- **WORK TO BE COMPLETED**
Return a copy of every line in the records that includes the word "open".

[Items from an interface collection]
- - - - -

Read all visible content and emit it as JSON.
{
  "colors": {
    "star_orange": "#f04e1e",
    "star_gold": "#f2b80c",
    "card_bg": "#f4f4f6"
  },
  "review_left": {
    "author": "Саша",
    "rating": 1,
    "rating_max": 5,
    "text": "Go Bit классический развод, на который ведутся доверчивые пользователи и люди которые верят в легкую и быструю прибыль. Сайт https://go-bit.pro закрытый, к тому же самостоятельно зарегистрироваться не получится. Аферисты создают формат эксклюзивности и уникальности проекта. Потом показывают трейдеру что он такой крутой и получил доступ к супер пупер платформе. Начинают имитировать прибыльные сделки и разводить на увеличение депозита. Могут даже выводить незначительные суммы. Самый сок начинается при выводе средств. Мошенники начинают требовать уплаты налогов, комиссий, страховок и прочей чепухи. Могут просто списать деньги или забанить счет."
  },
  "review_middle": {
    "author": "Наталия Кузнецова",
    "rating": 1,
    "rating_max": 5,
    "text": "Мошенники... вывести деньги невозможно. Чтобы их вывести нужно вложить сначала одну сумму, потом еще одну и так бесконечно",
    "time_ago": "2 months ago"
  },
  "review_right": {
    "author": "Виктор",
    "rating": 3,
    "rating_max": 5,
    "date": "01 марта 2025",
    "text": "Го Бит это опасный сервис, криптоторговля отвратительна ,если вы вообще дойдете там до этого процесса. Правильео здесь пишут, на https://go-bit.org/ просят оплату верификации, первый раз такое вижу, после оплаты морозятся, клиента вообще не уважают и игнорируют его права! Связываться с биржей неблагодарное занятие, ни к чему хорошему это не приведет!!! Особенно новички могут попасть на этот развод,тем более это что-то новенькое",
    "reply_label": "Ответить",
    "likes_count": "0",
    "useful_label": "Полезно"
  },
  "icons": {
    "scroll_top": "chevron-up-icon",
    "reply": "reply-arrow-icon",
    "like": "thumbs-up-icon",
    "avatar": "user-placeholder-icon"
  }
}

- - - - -

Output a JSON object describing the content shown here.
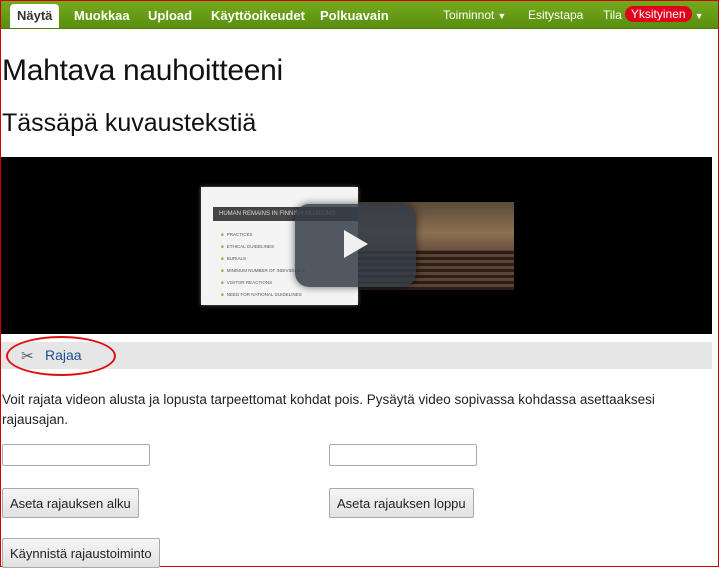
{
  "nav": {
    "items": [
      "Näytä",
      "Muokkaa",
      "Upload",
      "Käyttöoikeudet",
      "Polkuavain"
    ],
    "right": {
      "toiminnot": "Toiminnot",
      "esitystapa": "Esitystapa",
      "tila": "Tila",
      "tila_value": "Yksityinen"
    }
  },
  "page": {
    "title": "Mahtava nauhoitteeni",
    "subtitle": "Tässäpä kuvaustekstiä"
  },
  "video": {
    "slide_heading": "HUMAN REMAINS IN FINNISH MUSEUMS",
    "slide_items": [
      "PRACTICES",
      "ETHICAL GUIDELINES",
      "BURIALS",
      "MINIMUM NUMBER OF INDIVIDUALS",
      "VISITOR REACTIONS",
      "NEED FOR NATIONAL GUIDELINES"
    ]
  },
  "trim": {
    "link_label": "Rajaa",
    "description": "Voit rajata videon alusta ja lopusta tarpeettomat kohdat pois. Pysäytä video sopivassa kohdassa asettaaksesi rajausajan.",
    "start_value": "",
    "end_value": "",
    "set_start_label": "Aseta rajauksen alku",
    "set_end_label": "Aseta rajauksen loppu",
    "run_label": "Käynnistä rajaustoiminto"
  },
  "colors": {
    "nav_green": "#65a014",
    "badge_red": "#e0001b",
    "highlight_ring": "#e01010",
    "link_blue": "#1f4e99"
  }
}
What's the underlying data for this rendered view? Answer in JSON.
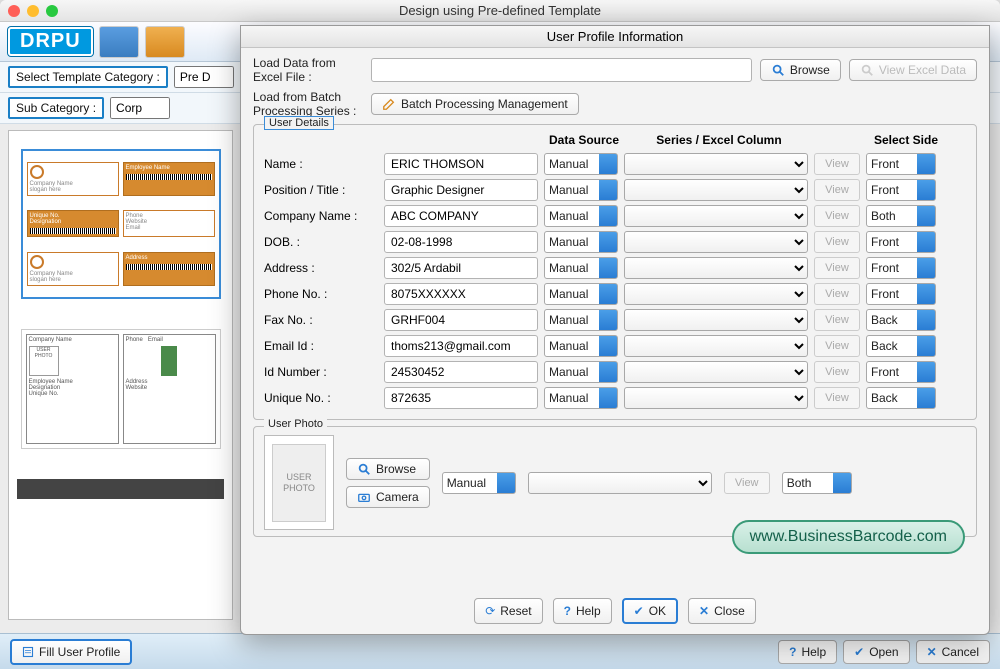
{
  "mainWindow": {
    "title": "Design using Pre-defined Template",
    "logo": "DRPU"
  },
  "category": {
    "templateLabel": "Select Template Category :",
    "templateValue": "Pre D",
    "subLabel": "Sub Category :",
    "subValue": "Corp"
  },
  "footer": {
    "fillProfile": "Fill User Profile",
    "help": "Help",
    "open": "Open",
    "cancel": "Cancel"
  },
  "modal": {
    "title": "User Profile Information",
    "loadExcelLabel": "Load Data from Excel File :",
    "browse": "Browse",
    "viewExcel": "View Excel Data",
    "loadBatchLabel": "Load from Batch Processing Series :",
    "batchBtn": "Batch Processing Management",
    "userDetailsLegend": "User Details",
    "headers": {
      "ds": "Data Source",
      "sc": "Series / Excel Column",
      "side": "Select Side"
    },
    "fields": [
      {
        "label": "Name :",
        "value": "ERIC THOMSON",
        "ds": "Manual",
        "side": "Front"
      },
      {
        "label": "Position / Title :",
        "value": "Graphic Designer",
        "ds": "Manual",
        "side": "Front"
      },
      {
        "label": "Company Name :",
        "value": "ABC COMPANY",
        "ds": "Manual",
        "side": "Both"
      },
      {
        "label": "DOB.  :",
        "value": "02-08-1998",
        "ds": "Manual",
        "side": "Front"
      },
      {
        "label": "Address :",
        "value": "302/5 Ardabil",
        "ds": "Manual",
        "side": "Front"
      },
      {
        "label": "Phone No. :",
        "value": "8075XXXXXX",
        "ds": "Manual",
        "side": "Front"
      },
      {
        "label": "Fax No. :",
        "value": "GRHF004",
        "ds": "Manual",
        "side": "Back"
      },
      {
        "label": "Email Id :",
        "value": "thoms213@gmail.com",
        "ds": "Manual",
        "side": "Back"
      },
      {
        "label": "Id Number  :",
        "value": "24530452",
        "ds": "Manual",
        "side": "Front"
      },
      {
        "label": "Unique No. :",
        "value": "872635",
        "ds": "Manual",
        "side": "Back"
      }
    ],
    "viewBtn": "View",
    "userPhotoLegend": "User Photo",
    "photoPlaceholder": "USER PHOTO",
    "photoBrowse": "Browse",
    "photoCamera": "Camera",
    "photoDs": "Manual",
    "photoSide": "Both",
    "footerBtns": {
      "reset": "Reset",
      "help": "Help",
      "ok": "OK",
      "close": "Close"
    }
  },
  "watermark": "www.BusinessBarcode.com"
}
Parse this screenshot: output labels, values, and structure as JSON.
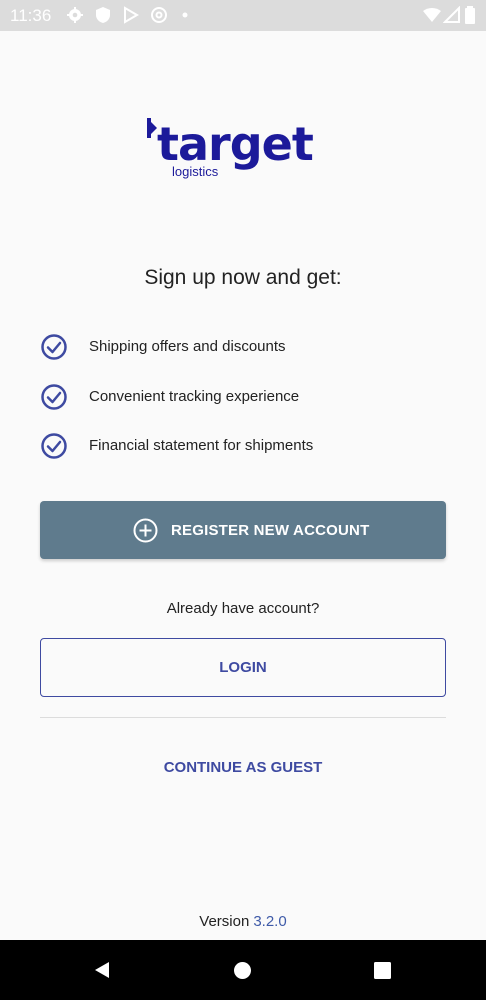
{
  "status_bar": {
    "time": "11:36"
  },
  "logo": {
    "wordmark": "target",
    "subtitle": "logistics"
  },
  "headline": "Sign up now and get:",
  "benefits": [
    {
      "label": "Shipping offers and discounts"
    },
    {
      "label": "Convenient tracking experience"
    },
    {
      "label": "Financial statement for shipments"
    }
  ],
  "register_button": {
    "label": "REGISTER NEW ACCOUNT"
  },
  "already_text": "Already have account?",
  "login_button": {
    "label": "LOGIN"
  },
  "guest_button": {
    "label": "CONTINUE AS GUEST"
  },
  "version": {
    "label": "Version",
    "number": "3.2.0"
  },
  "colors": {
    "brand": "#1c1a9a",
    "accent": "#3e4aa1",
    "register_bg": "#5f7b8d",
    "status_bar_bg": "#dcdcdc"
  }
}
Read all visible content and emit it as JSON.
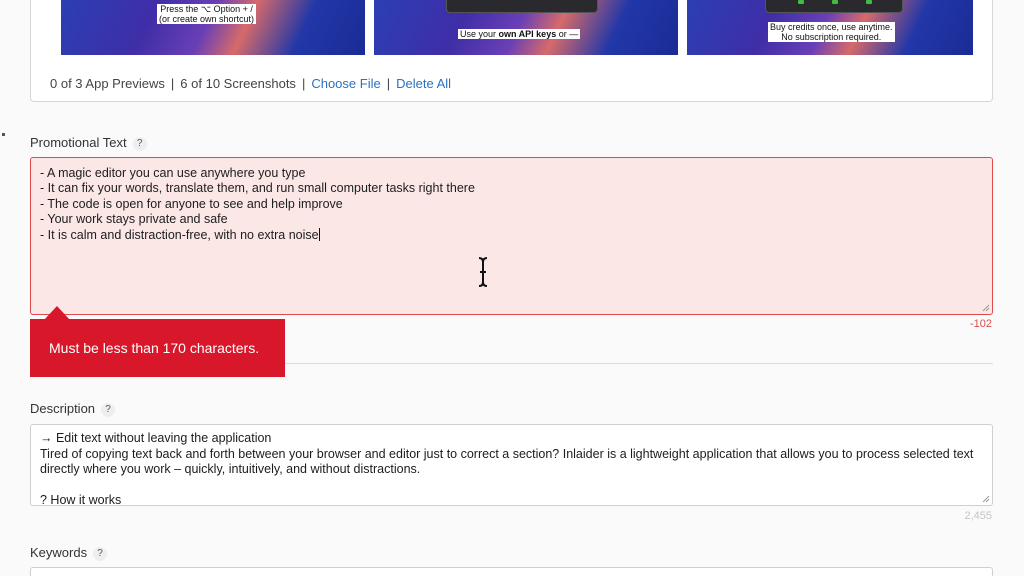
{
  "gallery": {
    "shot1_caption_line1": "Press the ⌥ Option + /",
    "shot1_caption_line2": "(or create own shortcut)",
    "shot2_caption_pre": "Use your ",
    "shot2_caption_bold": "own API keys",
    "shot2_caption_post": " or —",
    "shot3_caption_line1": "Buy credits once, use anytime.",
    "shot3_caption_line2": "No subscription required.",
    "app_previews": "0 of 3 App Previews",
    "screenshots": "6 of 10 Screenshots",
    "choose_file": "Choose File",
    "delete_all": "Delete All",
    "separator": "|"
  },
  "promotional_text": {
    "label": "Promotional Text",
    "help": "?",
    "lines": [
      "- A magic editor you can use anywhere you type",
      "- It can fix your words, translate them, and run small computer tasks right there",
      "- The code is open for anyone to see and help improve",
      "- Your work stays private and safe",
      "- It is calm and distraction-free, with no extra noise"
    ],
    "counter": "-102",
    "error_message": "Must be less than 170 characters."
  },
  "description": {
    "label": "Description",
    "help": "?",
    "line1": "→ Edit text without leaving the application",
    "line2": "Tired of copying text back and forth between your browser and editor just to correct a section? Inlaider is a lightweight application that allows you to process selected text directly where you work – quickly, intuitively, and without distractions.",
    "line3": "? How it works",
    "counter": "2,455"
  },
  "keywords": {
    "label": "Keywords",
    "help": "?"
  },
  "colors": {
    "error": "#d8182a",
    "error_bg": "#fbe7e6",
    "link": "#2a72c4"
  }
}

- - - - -

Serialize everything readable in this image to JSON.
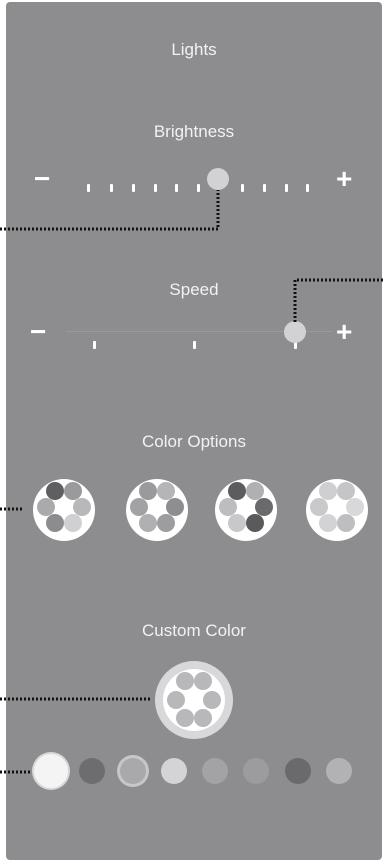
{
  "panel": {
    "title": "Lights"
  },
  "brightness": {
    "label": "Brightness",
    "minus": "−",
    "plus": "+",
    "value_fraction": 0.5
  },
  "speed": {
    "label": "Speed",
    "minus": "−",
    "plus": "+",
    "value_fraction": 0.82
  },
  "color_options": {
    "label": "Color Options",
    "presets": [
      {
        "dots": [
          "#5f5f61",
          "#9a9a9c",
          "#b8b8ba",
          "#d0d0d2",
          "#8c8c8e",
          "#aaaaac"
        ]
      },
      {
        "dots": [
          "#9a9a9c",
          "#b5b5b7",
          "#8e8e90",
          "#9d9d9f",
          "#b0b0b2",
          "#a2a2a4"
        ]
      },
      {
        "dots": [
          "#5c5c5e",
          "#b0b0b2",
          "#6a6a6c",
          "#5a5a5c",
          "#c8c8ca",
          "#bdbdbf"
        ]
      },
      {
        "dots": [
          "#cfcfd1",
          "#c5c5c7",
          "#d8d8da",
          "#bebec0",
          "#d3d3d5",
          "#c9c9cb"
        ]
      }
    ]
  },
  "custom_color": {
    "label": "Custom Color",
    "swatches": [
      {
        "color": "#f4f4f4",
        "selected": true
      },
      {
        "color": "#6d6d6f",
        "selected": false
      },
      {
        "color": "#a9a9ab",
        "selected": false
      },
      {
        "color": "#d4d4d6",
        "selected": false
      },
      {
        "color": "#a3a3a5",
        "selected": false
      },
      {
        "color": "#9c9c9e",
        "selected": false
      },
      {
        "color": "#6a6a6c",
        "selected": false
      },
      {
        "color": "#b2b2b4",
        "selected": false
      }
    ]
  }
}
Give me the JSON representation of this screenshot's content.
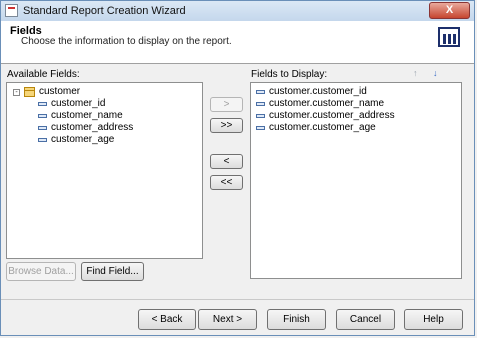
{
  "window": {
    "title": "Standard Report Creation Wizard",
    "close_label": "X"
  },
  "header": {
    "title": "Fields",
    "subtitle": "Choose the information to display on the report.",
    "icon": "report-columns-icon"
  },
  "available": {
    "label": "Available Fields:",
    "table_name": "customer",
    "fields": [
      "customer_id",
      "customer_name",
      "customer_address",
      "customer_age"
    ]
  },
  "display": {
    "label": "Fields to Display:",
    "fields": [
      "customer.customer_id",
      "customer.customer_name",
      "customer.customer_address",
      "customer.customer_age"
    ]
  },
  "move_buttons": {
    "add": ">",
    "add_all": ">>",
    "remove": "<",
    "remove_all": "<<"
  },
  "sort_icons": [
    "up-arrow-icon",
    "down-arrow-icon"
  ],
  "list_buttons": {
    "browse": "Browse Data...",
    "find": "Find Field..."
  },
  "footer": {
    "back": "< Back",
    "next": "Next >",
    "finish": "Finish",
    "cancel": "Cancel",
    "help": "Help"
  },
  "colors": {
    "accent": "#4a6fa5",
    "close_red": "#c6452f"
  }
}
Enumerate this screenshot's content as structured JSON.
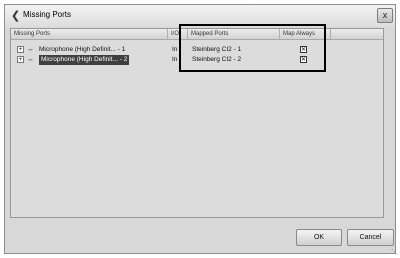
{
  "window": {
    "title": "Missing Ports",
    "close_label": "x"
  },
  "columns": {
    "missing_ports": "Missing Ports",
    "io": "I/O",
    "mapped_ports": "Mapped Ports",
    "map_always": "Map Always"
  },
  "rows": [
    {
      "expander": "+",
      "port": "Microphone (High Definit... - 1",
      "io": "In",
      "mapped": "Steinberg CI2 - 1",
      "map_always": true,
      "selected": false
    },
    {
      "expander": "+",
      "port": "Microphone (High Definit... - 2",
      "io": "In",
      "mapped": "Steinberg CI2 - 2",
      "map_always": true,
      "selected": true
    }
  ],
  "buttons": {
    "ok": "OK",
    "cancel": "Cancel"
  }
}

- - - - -

- **ANSWER BOX**
    "open": "Open",
      "- The code is open for anyone to see and help improve",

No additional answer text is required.